Take the Mets' 1986 highlight film (A Year to Remember). If you've never seen this before, I can't imagine what you've been doing with your life. A baseball fan who has not seen this is as clueless as a film student who has not seen Citizen Kane, because A Year to Remember has been empirically proven the best highlight film of all time. Find me another example of this genre that employs musical montages set to "Karn Evil #9," "Wild Boys," and "You Belong to the City." Go ahead, I defy you.
A Year to Remember contains tons of awesome footage from the 1986 season, most of which is described by Tim McCarver. And guess what? His calls are fantastic. Just check out this segment about the Mets' trip to St. Louis, when they swept a four-game series and crushed any chance the Cards had to catch New York that year. McCarver's description of the carnage is delightful.
Consider also this clip from the end of a wild game the Mets played that year in San Diego. New York's bullpen crumbled and allowed the Padres to score 4 runs in the bottom of the eighth to tie things up. The Mets proceeded to regain the lead in the top of the 11th, then almost coughed it up again before sealing the victory on a bizarre game-ending double play. McCarver does a great job of conveying the craziness. (SNY occasionally shows this game on Mets Classics.)
Here's another example of McCarver on PBP duty from August 27, 1985. During this game, Doc Gooden struck out 16 Giants, and it is a wonder to behold—not just for Dr. K's wizardry, but for a glimpse of what the Shea Stadium experience was like during the height of his powers. We pick up the action in the top of the eighth, when Doc found a brief bit of trouble thanks to a pair of two-out singles. Despite some odd distractions, on field and off, McCarver negotiates the inning well. Apart from McCarver, you will also see/hear:
- An ad for some long-forgotten show called Bizarre
- Home-made signs and t-shirts, courtesy of the artisanal skills of the tri-state area's finest mooks
- A gray cat sprinting onto the field and ducking into the bullpen; contrasting it with the appearance of a black cat, McCarver surmises, "I guess it means your luck will continue to be mediocre"
- An on-screen update of Pete Rose's pursuit of the all-time hit record
None of this is to say that McCarver was not without his flaws even then.

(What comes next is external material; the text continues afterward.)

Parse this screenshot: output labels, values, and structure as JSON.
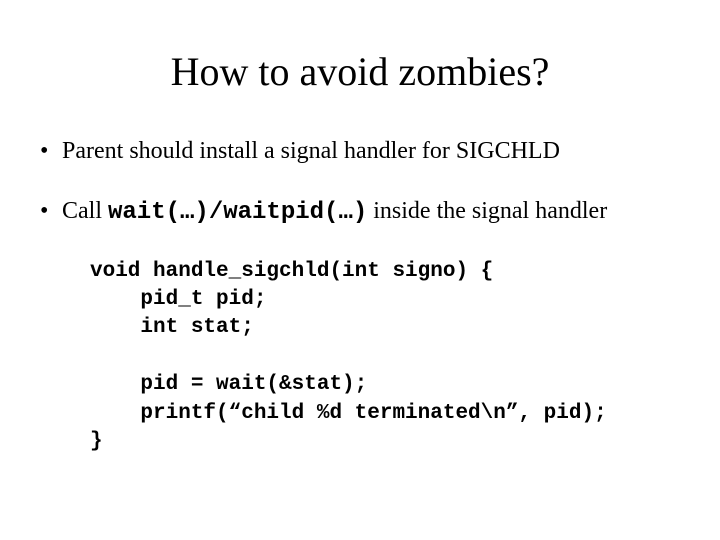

Look no further than this excerpt from another electric Doc Gooden start (May 10, 1985 vs. the Phillies). Doc strikes out the side in the inning and Shea once again has a carnival atmosphere, but McCarver seems more interested in relating the roles of Tenneseans at The Alamo than describing anything happening in the game. (Stick around past the last out to catch an old Budweiser ad.)

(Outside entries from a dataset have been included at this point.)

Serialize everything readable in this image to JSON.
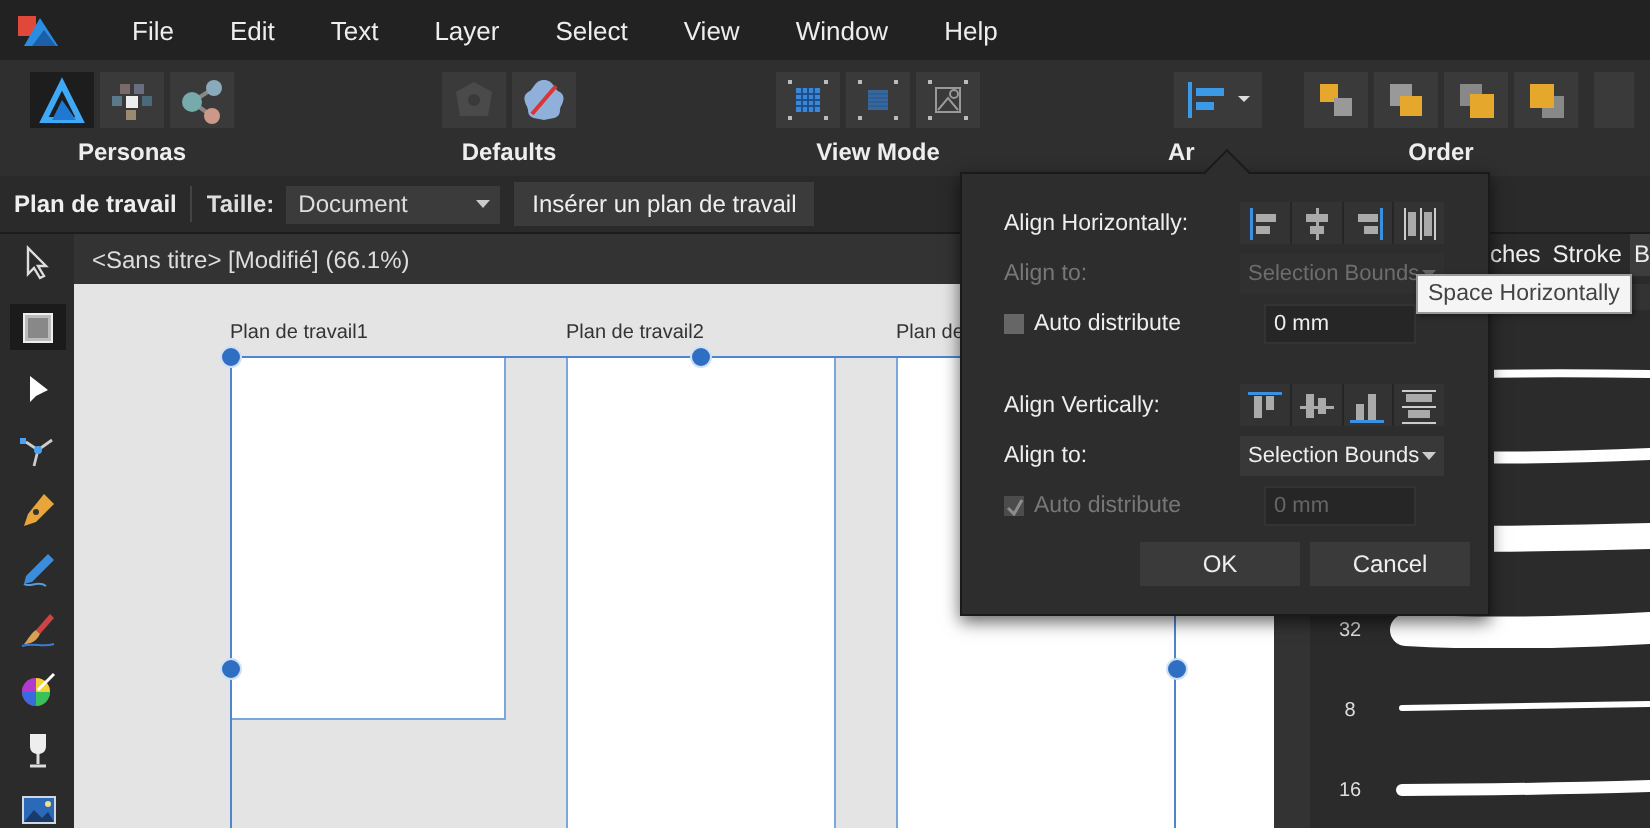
{
  "menu": [
    "File",
    "Edit",
    "Text",
    "Layer",
    "Select",
    "View",
    "Window",
    "Help"
  ],
  "toolbar": [
    {
      "label": "Personas",
      "buttons": [
        {
          "selected": true
        },
        {
          "selected": false
        },
        {
          "selected": false
        }
      ]
    },
    {
      "label": "Defaults",
      "buttons": [
        {
          "selected": false
        },
        {
          "selected": false
        }
      ]
    },
    {
      "label": "View Mode",
      "buttons": [
        {
          "selected": false
        },
        {
          "selected": false
        },
        {
          "selected": false
        }
      ]
    },
    {
      "label": "Ar",
      "buttons": [
        {
          "selected": false
        }
      ]
    },
    {
      "label": "Order",
      "buttons": [
        {
          "selected": false
        },
        {
          "selected": false
        },
        {
          "selected": false
        },
        {
          "selected": false
        }
      ]
    }
  ],
  "context_bar": {
    "title": "Plan de travail",
    "size_label": "Taille:",
    "size_value": "Document",
    "insert_button": "Insérer un plan de travail"
  },
  "tools": [
    {
      "selected": false
    },
    {
      "selected": true
    },
    {
      "selected": false
    },
    {
      "selected": false
    },
    {
      "selected": false
    },
    {
      "selected": false
    },
    {
      "selected": false
    },
    {
      "selected": false
    },
    {
      "selected": false
    },
    {
      "selected": false
    }
  ],
  "document": {
    "title": "<Sans titre> [Modifié] (66.1%)",
    "artboards": [
      {
        "label": "Plan de travail1"
      },
      {
        "label": "Plan de travail2"
      },
      {
        "label": "Plan de"
      }
    ]
  },
  "right_panel": {
    "tabs": [
      {
        "label": "ches",
        "selected": false
      },
      {
        "label": "Stroke",
        "selected": false
      },
      {
        "label": "B",
        "selected": true
      }
    ],
    "brush_sizes": [
      "32",
      "8",
      "16"
    ]
  },
  "align_popover": {
    "horizontal": {
      "label": "Align Horizontally:",
      "align_to_label": "Align to:",
      "align_to_value": "Selection Bounds",
      "align_to_disabled": true,
      "auto_distribute": {
        "label": "Auto distribute",
        "checked": false,
        "disabled": false
      },
      "spacing": "0 mm",
      "spacing_disabled": false
    },
    "vertical": {
      "label": "Align Vertically:",
      "align_to_label": "Align to:",
      "align_to_value": "Selection Bounds",
      "align_to_disabled": false,
      "auto_distribute": {
        "label": "Auto distribute",
        "checked": true,
        "disabled": true
      },
      "spacing": "0 mm",
      "spacing_disabled": true
    },
    "buttons": [
      "OK",
      "Cancel"
    ]
  },
  "tooltip": "Space Horizontally"
}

Not as sharp as Gary Cohen, granted, but still miles better than the crimes against broadcasting he'd eventually commit for FOX. My theory is, when relegated to a straight color commentator role, as he was on FOX, McCarver had no choice but to give full vent to ramblings like you hear in this last clip. This was clearly not his strong suit.
Tim McCarver is well past his expiration date as a broadcaster, but I hope people will remember that he was not always terrible at his job. In fact, he brought Mets fans watching from the comfort of their living rooms some of the greatest moments in franchise history. Surely when our time comes, we would all wish to be judged by our best work. And who's to say what sort of psychic damage is wrought from 10+ years of working beside Joe Buck?